Problem statement: Only an exact reprint of all the data is acceptable.

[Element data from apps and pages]
☆ ☆ ☆ ☆
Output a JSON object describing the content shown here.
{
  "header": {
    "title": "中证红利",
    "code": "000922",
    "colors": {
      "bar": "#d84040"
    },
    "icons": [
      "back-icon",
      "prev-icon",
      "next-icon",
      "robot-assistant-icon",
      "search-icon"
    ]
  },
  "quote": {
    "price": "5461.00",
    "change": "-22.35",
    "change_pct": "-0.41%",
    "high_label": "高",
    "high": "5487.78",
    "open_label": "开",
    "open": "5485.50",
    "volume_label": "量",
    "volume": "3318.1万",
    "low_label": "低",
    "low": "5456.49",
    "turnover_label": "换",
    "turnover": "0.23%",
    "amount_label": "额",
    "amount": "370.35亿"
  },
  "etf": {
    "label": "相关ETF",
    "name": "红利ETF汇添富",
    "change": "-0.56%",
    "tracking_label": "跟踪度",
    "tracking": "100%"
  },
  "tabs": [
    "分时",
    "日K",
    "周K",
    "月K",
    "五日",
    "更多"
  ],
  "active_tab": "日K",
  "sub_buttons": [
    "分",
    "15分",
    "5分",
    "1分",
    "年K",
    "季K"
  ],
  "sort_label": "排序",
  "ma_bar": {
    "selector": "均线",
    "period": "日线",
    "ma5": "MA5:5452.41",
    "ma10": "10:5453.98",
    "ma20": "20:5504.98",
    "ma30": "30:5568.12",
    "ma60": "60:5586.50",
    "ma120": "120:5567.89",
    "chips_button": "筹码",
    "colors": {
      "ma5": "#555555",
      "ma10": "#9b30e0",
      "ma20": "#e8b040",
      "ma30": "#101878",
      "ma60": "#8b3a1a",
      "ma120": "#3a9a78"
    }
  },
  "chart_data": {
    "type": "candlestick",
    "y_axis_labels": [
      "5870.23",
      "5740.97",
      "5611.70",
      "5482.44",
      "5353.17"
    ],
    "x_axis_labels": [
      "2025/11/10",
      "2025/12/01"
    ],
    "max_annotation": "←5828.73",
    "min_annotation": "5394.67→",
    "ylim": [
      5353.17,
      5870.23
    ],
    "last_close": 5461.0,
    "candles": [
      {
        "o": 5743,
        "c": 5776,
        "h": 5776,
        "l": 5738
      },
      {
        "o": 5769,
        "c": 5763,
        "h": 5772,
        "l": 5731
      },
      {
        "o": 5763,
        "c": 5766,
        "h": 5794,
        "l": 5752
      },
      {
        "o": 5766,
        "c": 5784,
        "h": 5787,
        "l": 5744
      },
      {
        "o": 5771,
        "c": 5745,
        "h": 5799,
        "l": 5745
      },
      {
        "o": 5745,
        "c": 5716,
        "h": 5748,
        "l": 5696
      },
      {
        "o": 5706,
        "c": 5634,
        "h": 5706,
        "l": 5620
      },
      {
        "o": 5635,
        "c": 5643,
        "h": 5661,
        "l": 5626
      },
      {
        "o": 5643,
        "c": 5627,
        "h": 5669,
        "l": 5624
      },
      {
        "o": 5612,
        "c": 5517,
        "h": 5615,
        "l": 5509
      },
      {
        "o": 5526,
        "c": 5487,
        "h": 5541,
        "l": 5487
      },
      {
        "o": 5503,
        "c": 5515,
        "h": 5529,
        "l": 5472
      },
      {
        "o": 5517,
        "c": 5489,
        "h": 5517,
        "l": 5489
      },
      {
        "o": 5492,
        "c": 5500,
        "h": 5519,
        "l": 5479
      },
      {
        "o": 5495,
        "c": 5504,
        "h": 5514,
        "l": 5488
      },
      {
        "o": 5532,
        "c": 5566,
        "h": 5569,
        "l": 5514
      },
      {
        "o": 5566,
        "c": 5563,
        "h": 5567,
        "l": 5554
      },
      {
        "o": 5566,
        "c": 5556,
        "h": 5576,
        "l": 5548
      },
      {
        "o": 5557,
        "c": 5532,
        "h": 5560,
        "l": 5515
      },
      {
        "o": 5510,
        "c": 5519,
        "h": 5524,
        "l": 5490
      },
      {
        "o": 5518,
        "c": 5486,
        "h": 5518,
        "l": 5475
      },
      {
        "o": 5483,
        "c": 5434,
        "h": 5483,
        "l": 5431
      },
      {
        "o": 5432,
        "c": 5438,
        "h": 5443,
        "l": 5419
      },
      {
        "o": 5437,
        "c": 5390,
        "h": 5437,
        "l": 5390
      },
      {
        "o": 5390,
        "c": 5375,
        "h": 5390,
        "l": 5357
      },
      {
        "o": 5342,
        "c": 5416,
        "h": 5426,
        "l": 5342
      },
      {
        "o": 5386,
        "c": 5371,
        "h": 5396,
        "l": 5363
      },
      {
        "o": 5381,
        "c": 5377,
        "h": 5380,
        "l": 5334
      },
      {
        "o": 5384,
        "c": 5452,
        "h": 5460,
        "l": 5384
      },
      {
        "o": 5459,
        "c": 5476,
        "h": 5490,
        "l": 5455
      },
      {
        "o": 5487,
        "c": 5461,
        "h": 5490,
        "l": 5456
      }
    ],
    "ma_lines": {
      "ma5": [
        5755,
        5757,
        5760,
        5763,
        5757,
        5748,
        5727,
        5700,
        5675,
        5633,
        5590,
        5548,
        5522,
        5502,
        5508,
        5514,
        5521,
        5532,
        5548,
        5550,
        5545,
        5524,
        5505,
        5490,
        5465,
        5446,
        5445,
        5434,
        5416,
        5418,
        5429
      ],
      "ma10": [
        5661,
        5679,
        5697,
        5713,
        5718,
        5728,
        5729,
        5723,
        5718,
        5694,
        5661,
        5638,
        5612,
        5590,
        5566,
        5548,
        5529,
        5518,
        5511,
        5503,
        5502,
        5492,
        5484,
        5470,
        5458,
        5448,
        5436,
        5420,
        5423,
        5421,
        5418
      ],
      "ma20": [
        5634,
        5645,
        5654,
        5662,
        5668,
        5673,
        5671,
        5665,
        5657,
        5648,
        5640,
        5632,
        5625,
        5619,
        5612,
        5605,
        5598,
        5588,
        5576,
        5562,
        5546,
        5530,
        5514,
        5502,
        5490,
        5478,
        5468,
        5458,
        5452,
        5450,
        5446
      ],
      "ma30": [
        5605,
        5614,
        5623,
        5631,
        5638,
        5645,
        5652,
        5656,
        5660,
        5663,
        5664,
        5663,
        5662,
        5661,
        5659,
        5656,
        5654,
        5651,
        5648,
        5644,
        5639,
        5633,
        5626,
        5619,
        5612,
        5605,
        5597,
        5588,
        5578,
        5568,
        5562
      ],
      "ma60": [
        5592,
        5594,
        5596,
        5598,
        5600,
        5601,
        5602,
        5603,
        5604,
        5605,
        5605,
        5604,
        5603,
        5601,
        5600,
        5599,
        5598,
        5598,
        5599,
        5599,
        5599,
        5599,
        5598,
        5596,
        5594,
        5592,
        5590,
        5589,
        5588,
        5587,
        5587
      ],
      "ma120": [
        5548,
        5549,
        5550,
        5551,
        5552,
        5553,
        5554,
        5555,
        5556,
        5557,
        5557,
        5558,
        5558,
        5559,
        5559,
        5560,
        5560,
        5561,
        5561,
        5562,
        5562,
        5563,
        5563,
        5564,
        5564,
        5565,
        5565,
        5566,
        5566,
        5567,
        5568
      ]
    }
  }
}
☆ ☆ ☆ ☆
Answer section:
Output a JSON object describing the content shown here.
{
  "header": {
    "title": "中证红利",
    "code": "000922",
    "colors": {
      "bar": "#d84040"
    },
    "icons": [
      "back-icon",
      "prev-icon",
      "next-icon",
      "robot-assistant-icon",
      "search-icon"
    ]
  },
  "quote": {
    "price": "5461.00",
    "change": "-22.35",
    "change_pct": "-0.41%",
    "high_label": "高",
    "high": "5487.78",
    "open_label": "开",
    "open": "5485.50",
    "volume_label": "量",
    "volume": "3318.1万",
    "low_label": "低",
    "low": "5456.49",
    "turnover_label": "换",
    "turnover": "0.23%",
    "amount_label": "额",
    "amount": "370.35亿"
  },
  "etf": {
    "label": "相关ETF",
    "name": "红利ETF汇添富",
    "change": "-0.56%",
    "tracking_label": "跟踪度",
    "tracking": "100%"
  },
  "tabs": [
    "分时",
    "日K",
    "周K",
    "月K",
    "五日",
    "更多"
  ],
  "active_tab": "日K",
  "sub_buttons": [
    "分",
    "15分",
    "5分",
    "1分",
    "年K",
    "季K"
  ],
  "sort_label": "排序",
  "ma_bar": {
    "selector": "均线",
    "period": "日线",
    "ma5": "MA5:5452.41",
    "ma10": "10:5453.98",
    "ma20": "20:5504.98",
    "ma30": "30:5568.12",
    "ma60": "60:5586.50",
    "ma120": "120:5567.89",
    "chips_button": "筹码",
    "colors": {
      "ma5": "#555555",
      "ma10": "#9b30e0",
      "ma20": "#e8b040",
      "ma30": "#101878",
      "ma60": "#8b3a1a",
      "ma120": "#3a9a78"
    }
  },
  "chart_data": {
    "type": "candlestick",
    "y_axis_labels": [
      "5870.23",
      "5740.97",
      "5611.70",
      "5482.44",
      "5353.17"
    ],
    "x_axis_labels": [
      "2025/11/10",
      "2025/12/01"
    ],
    "max_annotation": "←5828.73",
    "min_annotation": "5394.67→",
    "ylim": [
      5353.17,
      5870.23
    ],
    "last_close": 5461.0,
    "candles": [
      {
        "o": 5743,
        "c": 5776,
        "h": 5776,
        "l": 5738
      },
      {
        "o": 5769,
        "c": 5763,
        "h": 5772,
        "l": 5731
      },
      {
        "o": 5763,
        "c": 5766,
        "h": 5794,
        "l": 5752
      },
      {
        "o": 5766,
        "c": 5784,
        "h": 5787,
        "l": 5744
      },
      {
        "o": 5771,
        "c": 5745,
        "h": 5799,
        "l": 5745
      },
      {
        "o": 5745,
        "c": 5716,
        "h": 5748,
        "l": 5696
      },
      {
        "o": 5706,
        "c": 5634,
        "h": 5706,
        "l": 5620
      },
      {
        "o": 5635,
        "c": 5643,
        "h": 5661,
        "l": 5626
      },
      {
        "o": 5643,
        "c": 5627,
        "h": 5669,
        "l": 5624
      },
      {
        "o": 5612,
        "c": 5517,
        "h": 5615,
        "l": 5509
      },
      {
        "o": 5526,
        "c": 5487,
        "h": 5541,
        "l": 5487
      },
      {
        "o": 5503,
        "c": 5515,
        "h": 5529,
        "l": 5472
      },
      {
        "o": 5517,
        "c": 5489,
        "h": 5517,
        "l": 5489
      },
      {
        "o": 5492,
        "c": 5500,
        "h": 5519,
        "l": 5479
      },
      {
        "o": 5495,
        "c": 5504,
        "h": 5514,
        "l": 5488
      },
      {
        "o": 5532,
        "c": 5566,
        "h": 5569,
        "l": 5514
      },
      {
        "o": 5566,
        "c": 5563,
        "h": 5567,
        "l": 5554
      },
      {
        "o": 5566,
        "c": 5556,
        "h": 5576,
        "l": 5548
      },
      {
        "o": 5557,
        "c": 5532,
        "h": 5560,
        "l": 5515
      },
      {
        "o": 5510,
        "c": 5519,
        "h": 5524,
        "l": 5490
      },
      {
        "o": 5518,
        "c": 5486,
        "h": 5518,
        "l": 5475
      },
      {
        "o": 5483,
        "c": 5434,
        "h": 5483,
        "l": 5431
      },
      {
        "o": 5432,
        "c": 5438,
        "h": 5443,
        "l": 5419
      },
      {
        "o": 5437,
        "c": 5390,
        "h": 5437,
        "l": 5390
      },
      {
        "o": 5390,
        "c": 5375,
        "h": 5390,
        "l": 5357
      },
      {
        "o": 5342,
        "c": 5416,
        "h": 5426,
        "l": 5342
      },
      {
        "o": 5386,
        "c": 5371,
        "h": 5396,
        "l": 5363
      },
      {
        "o": 5381,
        "c": 5377,
        "h": 5380,
        "l": 5334
      },
      {
        "o": 5384,
        "c": 5452,
        "h": 5460,
        "l": 5384
      },
      {
        "o": 5459,
        "c": 5476,
        "h": 5490,
        "l": 5455
      },
      {
        "o": 5487,
        "c": 5461,
        "h": 5490,
        "l": 5456
      }
    ],
    "ma_lines": {
      "ma5": [
        5755,
        5757,
        5760,
        5763,
        5757,
        5748,
        5727,
        5700,
        5675,
        5633,
        5590,
        5548,
        5522,
        5502,
        5508,
        5514,
        5521,
        5532,
        5548,
        5550,
        5545,
        5524,
        5505,
        5490,
        5465,
        5446,
        5445,
        5434,
        5416,
        5418,
        5429
      ],
      "ma10": [
        5661,
        5679,
        5697,
        5713,
        5718,
        5728,
        5729,
        5723,
        5718,
        5694,
        5661,
        5638,
        5612,
        5590,
        5566,
        5548,
        5529,
        5518,
        5511,
        5503,
        5502,
        5492,
        5484,
        5470,
        5458,
        5448,
        5436,
        5420,
        5423,
        5421,
        5418
      ],
      "ma20": [
        5634,
        5645,
        5654,
        5662,
        5668,
        5673,
        5671,
        5665,
        5657,
        5648,
        5640,
        5632,
        5625,
        5619,
        5612,
        5605,
        5598,
        5588,
        5576,
        5562,
        5546,
        5530,
        5514,
        5502,
        5490,
        5478,
        5468,
        5458,
        5452,
        5450,
        5446
      ],
      "ma30": [
        5605,
        5614,
        5623,
        5631,
        5638,
        5645,
        5652,
        5656,
        5660,
        5663,
        5664,
        5663,
        5662,
        5661,
        5659,
        5656,
        5654,
        5651,
        5648,
        5644,
        5639,
        5633,
        5626,
        5619,
        5612,
        5605,
        5597,
        5588,
        5578,
        5568,
        5562
      ],
      "ma60": [
        5592,
        5594,
        5596,
        5598,
        5600,
        5601,
        5602,
        5603,
        5604,
        5605,
        5605,
        5604,
        5603,
        5601,
        5600,
        5599,
        5598,
        5598,
        5599,
        5599,
        5599,
        5599,
        5598,
        5596,
        5594,
        5592,
        5590,
        5589,
        5588,
        5587,
        5587
      ],
      "ma120": [
        5548,
        5549,
        5550,
        5551,
        5552,
        5553,
        5554,
        5555,
        5556,
        5557,
        5557,
        5558,
        5558,
        5559,
        5559,
        5560,
        5560,
        5561,
        5561,
        5562,
        5562,
        5563,
        5563,
        5564,
        5564,
        5565,
        5565,
        5566,
        5566,
        5567,
        5568
      ]
    }
  }
}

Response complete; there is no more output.